This is interesting to me because it suggests that theonomists are a little bit behind their game. We Reconstructionists want to talk about the importance of the law of God, but we have precious little experience in bringing the law of God to bear on our society. We need to be workmen approved, not ashamed. Too many knee-jerk reactions and quick off-the-cuff comments seem to be marking our approach. I think the dangerous step is to be expedient in either direction. Note that it was expediency that sent Christ to the cross. "It is expedient for one man to die than the whole nation to perish," as Caiaphas prophesied in the gospel of John.
Far be it from us to follow similar footsteps in our political leanings today. And yet most of us are very willing to throw certain people or groups under the bus for political gain. I'm not sure the Lord is going to honor that. I think each of us must reconsider fully what our mission is as Christians. We do have to answer to God for this verse in 2 Samuel 23 when we stand before Him. I think that should motivate us to the highest standards of argument and not justifications for compromise (or for perfectionism at the other extreme). The truth may lie somewhere in the middle. Neither side wants to hear this. I think we therefore need to be more patient and considerate in our approach to our brothers and sisters in Christ. If justice is required, and we are not using the ballot box as a means to achieve godly justice, where will we stand before God when we've become agents of injustice and expedience toward something less than what God requires?
Does that mean that you might be outvoted 100 to 1? Well, I know of one prophet in Scripture, Micaiah, who was outvoted over 400 to 1. But he was right, and God stood by His word to that prophet. Perhaps if more of us were courageous and not so cowardly or willing to bend to public opinion, or to the opinions of men, and not to follow after multitudes to do potential evil (I'm not saying actual evil, but one must wonder), justice would prevail as Christ "leads justice to victory" (Matt. 12:20). Our propensity to follow crowds and multitudes and movements is not speaking well of us as those who stand upon Christ and His foundation alone. I think we need to reconsider the foundations of our faith and recognize that we are but babes in the woods when it comes to applying this stuff.

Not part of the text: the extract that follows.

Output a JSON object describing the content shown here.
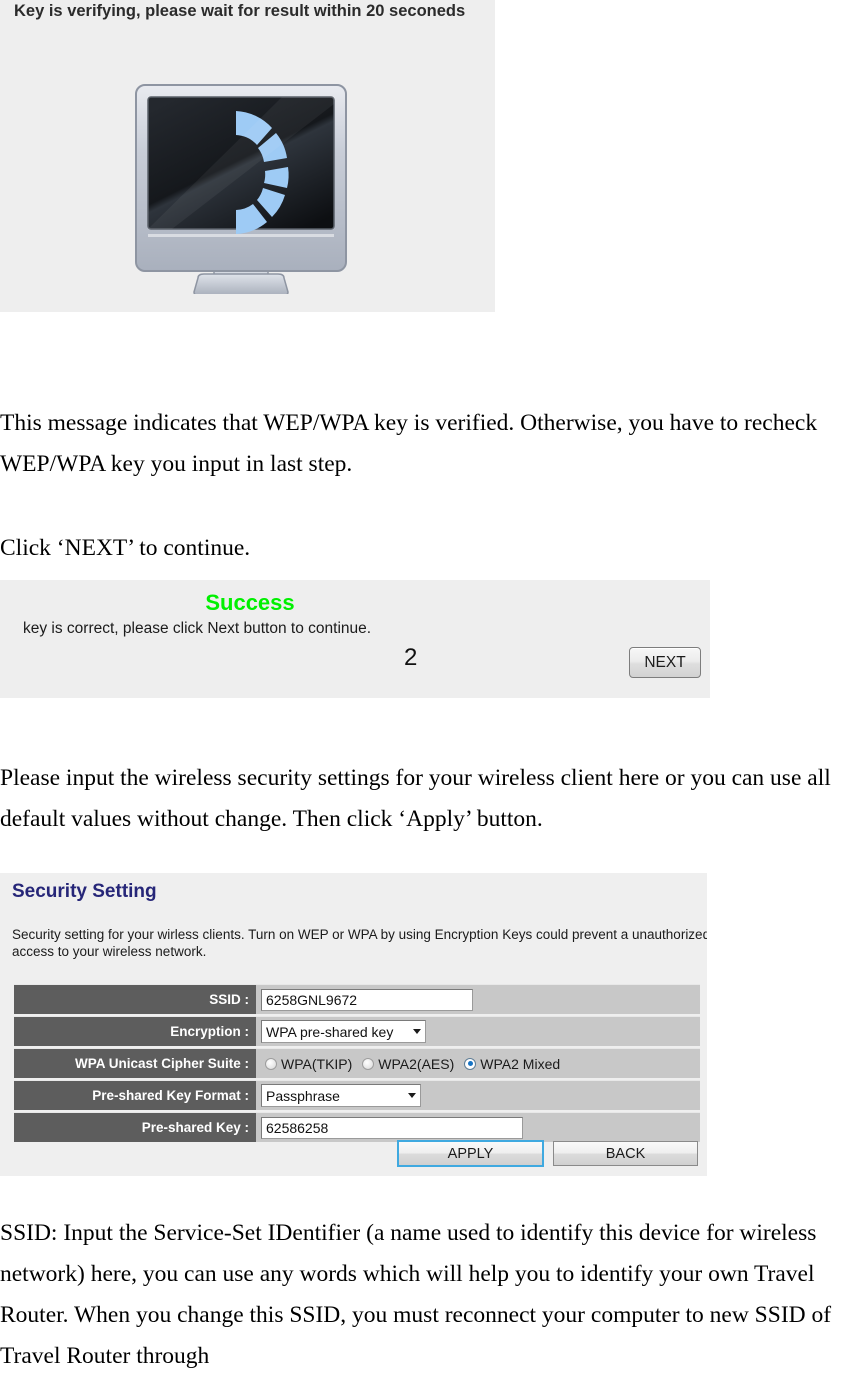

Sure, sure, we talk about the great Christians of the 1600s and 1700s in Scotland and America and elsewhere. But do we have what they had? I don't see us generating the kind of output in terms of Biblical commentary and studies that the Puritans did. We still do paperbacks that are relatively quick, easy reads. Maybe when we're in a position to write like John Owen writes, or our pastors reach that caliber, are we then ready to be serious about applying our faith to politics. This does not release us from any obligation to do so today, but I think it compounds the necessity for us to study to show ourselves workmen approved. Unfortunately, too many are workmen ashamed and they don't even know it, which doubles the shame-and the damage to God's Kingdom in the meantime. Therefore, I issue a call to all Christians to examine themselves and to examine the Scriptures and to wonder if they have not taken this matter too lightly. Has all the flurry of political urgency made a shambles of our faith?
Do you have a question for Chalcedon? Email: [email protected]
[*This essay's original form was an audio recording that took place after I had recorded a regular segment of my Insights with Martin Selbrede. After listening to it, Chalcedon supporter Juan Guajardo transcribed it, Chalcedon's Andrea Schwartz refined it, and I put a few finishing touches on it in order to share with our readership.]